* _DATA FOR ANALYSIS_
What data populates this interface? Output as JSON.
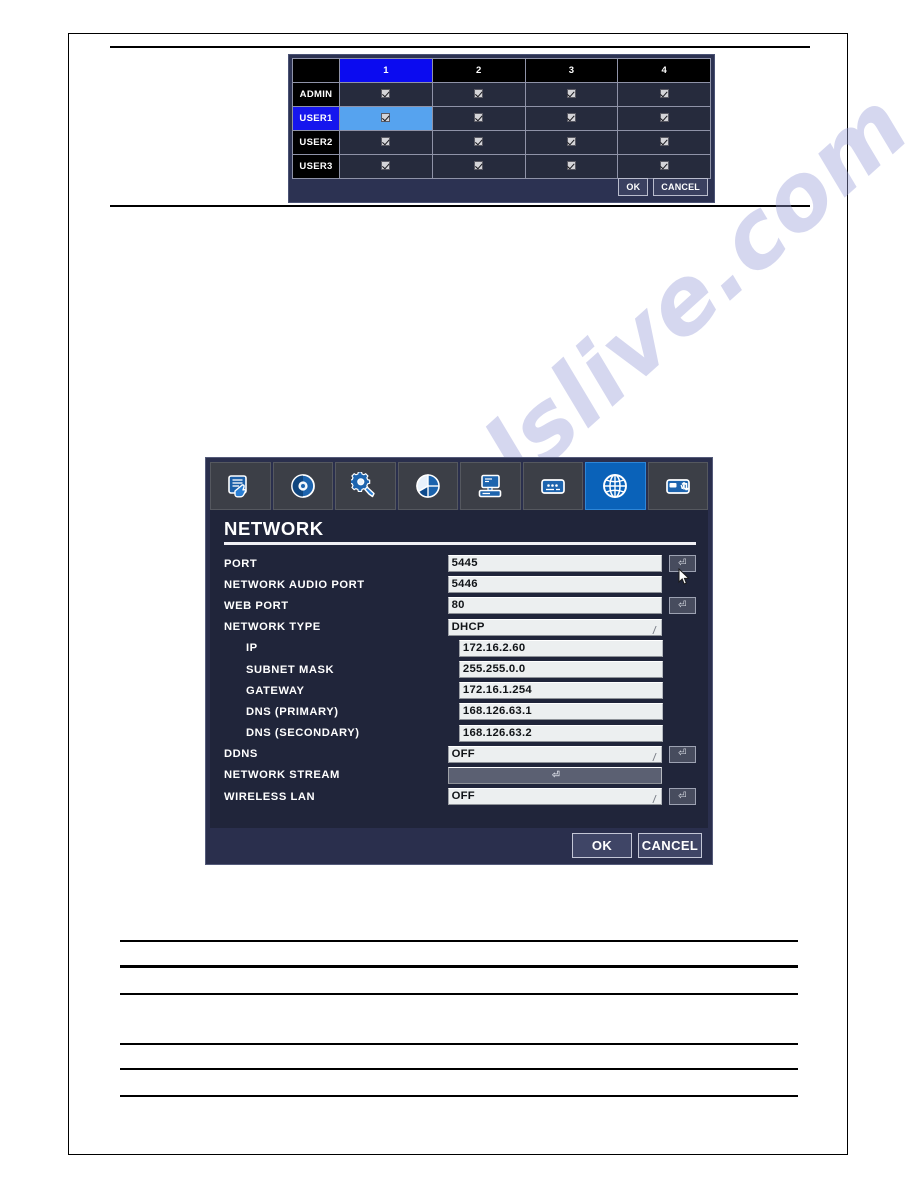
{
  "watermark": {
    "text": "manualslive.com"
  },
  "permission_dialog": {
    "name": "user-channel-permission",
    "columns": [
      "",
      "1",
      "2",
      "3",
      "4"
    ],
    "selected_column": "1",
    "selected_row": "USER1",
    "rows": [
      {
        "label": "ADMIN",
        "checks": [
          true,
          true,
          true,
          true
        ]
      },
      {
        "label": "USER1",
        "checks": [
          true,
          true,
          true,
          true
        ]
      },
      {
        "label": "USER2",
        "checks": [
          true,
          true,
          true,
          true
        ]
      },
      {
        "label": "USER3",
        "checks": [
          true,
          true,
          true,
          true
        ]
      }
    ],
    "buttons": {
      "ok": "OK",
      "cancel": "CANCEL"
    },
    "colors": {
      "header_selected": "#0b0bf0",
      "row_selected": "#1616ee",
      "cell_selected": "#56a3ef"
    }
  },
  "network_dialog": {
    "title": "NETWORK",
    "tabs": [
      {
        "name": "system-icon",
        "label": "SYSTEM",
        "active": false
      },
      {
        "name": "record-icon",
        "label": "RECORD",
        "active": false
      },
      {
        "name": "device-icon",
        "label": "DEVICE",
        "active": false
      },
      {
        "name": "display-icon",
        "label": "DISPLAY",
        "active": false
      },
      {
        "name": "storage-icon",
        "label": "STORAGE",
        "active": false
      },
      {
        "name": "event-icon",
        "label": "EVENT",
        "active": false
      },
      {
        "name": "network-icon",
        "label": "NETWORK",
        "active": true
      },
      {
        "name": "backup-icon",
        "label": "BACKUP",
        "active": false
      }
    ],
    "active_tab": "NETWORK",
    "fields": [
      {
        "label": "PORT",
        "value": "5445",
        "indent": false,
        "type": "text",
        "enter_button": true
      },
      {
        "label": "NETWORK  AUDIO  PORT",
        "value": "5446",
        "indent": false,
        "type": "text",
        "enter_button": false
      },
      {
        "label": "WEB  PORT",
        "value": "80",
        "indent": false,
        "type": "text",
        "enter_button": true
      },
      {
        "label": "NETWORK  TYPE",
        "value": "DHCP",
        "indent": false,
        "type": "select",
        "enter_button": false
      },
      {
        "label": "IP",
        "value": "172.16.2.60",
        "indent": true,
        "type": "text",
        "enter_button": false
      },
      {
        "label": "SUBNET  MASK",
        "value": "255.255.0.0",
        "indent": true,
        "type": "text",
        "enter_button": false
      },
      {
        "label": "GATEWAY",
        "value": "172.16.1.254",
        "indent": true,
        "type": "text",
        "enter_button": false
      },
      {
        "label": "DNS  (PRIMARY)",
        "value": "168.126.63.1",
        "indent": true,
        "type": "text",
        "enter_button": false
      },
      {
        "label": "DNS  (SECONDARY)",
        "value": "168.126.63.2",
        "indent": true,
        "type": "text",
        "enter_button": false
      },
      {
        "label": "DDNS",
        "value": "OFF",
        "indent": false,
        "type": "select",
        "enter_button": true
      },
      {
        "label": "NETWORK  STREAM",
        "value": "",
        "indent": false,
        "type": "submenu",
        "enter_button": false
      },
      {
        "label": "WIRELESS  LAN",
        "value": "OFF",
        "indent": false,
        "type": "select",
        "enter_button": true
      }
    ],
    "buttons": {
      "ok": "OK",
      "cancel": "CANCEL"
    },
    "colors": {
      "active_tab": "#0a62b9",
      "dialog_bg": "#20253a",
      "field_bg": "#eceff0"
    }
  }
}
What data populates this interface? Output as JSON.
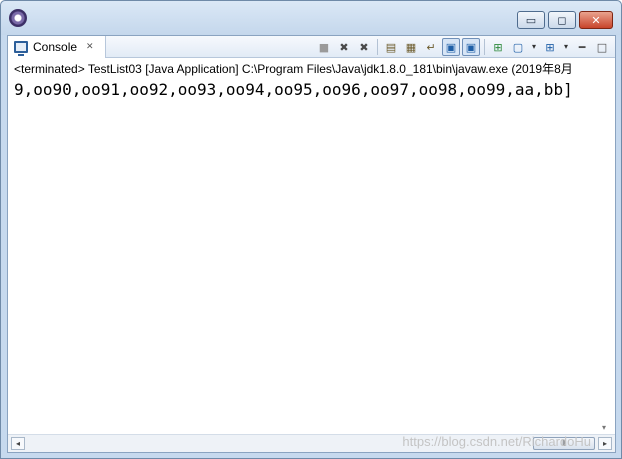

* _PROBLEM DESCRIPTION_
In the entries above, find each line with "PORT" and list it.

* _WRITTEN SOLUTION_
        "label": "PORT",
        "label": "NETWORK  AUDIO  PORT",
        "label": "WEB  PORT",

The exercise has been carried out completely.